President Obama and Cuban President Raúl Castro shook hands on Monday, kicking off a historic meeting at the Palace of the Revolution in Havana.
Obama and Castro briefly exchanged pleasantries through an interpreter and smiled for the cameras.
The president told Castro about his time so far in Havana, which included a stop at a cathedral and dinner at a privately owned restaurant.
"We had a great tour yesterday," Obama said. "Enjoyed it.
"And we had a great dinner," he added.
It marked the third meeting between Obama and Castro since both leaders announced in December 2014 they would begin to normalize relations.
Monday’s sit-down is the most substantial attempt yet by both leaders to make progress on the 15-month-old thaw, a process that has proceeded in fits and starts amid longstanding disputes over economics, politics and human rights.
"Obviously, our intention has always been to get a ball rolling, knowing that change wasn't going to happen overnight,” Obama said in an interview with ABC News that aired Monday. “We felt that coming now would maximize our ability to prompt more change.
"Change is going to happen, and I think that Raúl Castro understands that,” he added.
Obama is expected to press Castro on adopting political and economic reforms, and the Cuban leader is expected to pressure the president on the U.S. trade embargo.
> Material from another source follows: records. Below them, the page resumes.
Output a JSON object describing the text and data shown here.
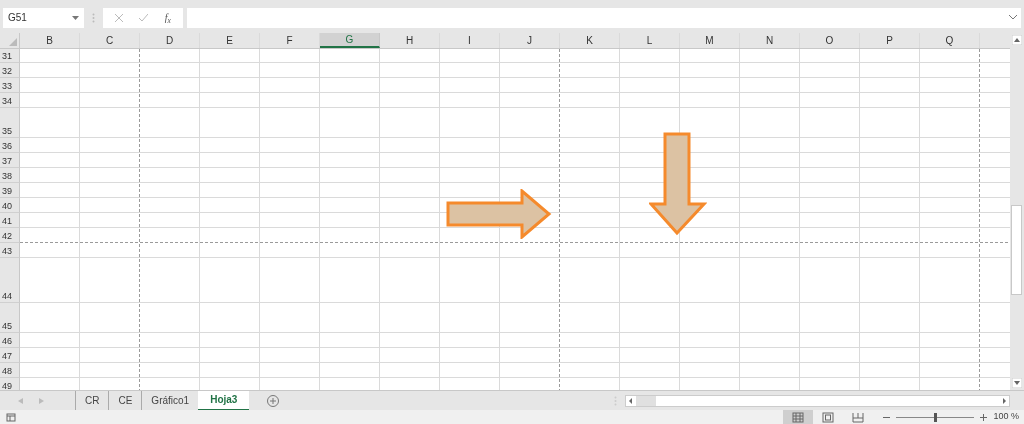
{
  "formula_bar": {
    "name_box": "G51",
    "function_label": "f$_{x}$"
  },
  "columns": [
    {
      "label": "B",
      "selected": false
    },
    {
      "label": "C",
      "selected": false
    },
    {
      "label": "D",
      "selected": false
    },
    {
      "label": "E",
      "selected": false
    },
    {
      "label": "F",
      "selected": false
    },
    {
      "label": "G",
      "selected": true
    },
    {
      "label": "H",
      "selected": false
    },
    {
      "label": "I",
      "selected": false
    },
    {
      "label": "J",
      "selected": false
    },
    {
      "label": "K",
      "selected": false
    },
    {
      "label": "L",
      "selected": false
    },
    {
      "label": "M",
      "selected": false
    },
    {
      "label": "N",
      "selected": false
    },
    {
      "label": "O",
      "selected": false
    },
    {
      "label": "P",
      "selected": false
    },
    {
      "label": "Q",
      "selected": false
    }
  ],
  "rows": [
    "31",
    "32",
    "33",
    "34",
    "35",
    "36",
    "37",
    "38",
    "39",
    "40",
    "41",
    "42",
    "43",
    "44",
    "45",
    "46",
    "47",
    "48",
    "49"
  ],
  "shapes": [
    {
      "kind": "right-arrow"
    },
    {
      "kind": "down-arrow"
    }
  ],
  "sheet_tabs": [
    {
      "label": "CR",
      "selected": false
    },
    {
      "label": "CE",
      "selected": false
    },
    {
      "label": "Gráfico1",
      "selected": false
    },
    {
      "label": "Hoja3",
      "selected": true
    }
  ],
  "status_bar": {
    "views": [
      {
        "kind": "normal",
        "selected": true
      },
      {
        "kind": "page-layout",
        "selected": false
      },
      {
        "kind": "page-break",
        "selected": false
      }
    ],
    "zoom": {
      "level": 0.5,
      "reading": "100 %"
    }
  }
}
Both leaders are expected to address the media following their huddle.
Obama’s trip to Cuba, the first by a sitting U.S. president in 88 years, has already produced some striking images that were unimaginable just over a year ago.
The president held his hand over his heart as a Cuban military honor guard played the "Star-Spangled Banner" inside the Palace of the Revolution, the center of Cuba’s communist government.
Earlier in the morning, the president posed for a photo with the U.S. and Cuban delegations in Havana’s Revolutionary Square, with large sculptures of revolutionary icons Ernesto "Che" Guevara and Camilo Cienfuegos in the backdrop.
Obama was there to participate in a wreath-laying ceremony at a memorial to Cuban independence hero José Martí, where both nations' national anthems were played.
The president called the wreath laying “a historic moment” and said it was “pretty remarkable to hear the anthems here, side by side, in Havana with the president of the United States.”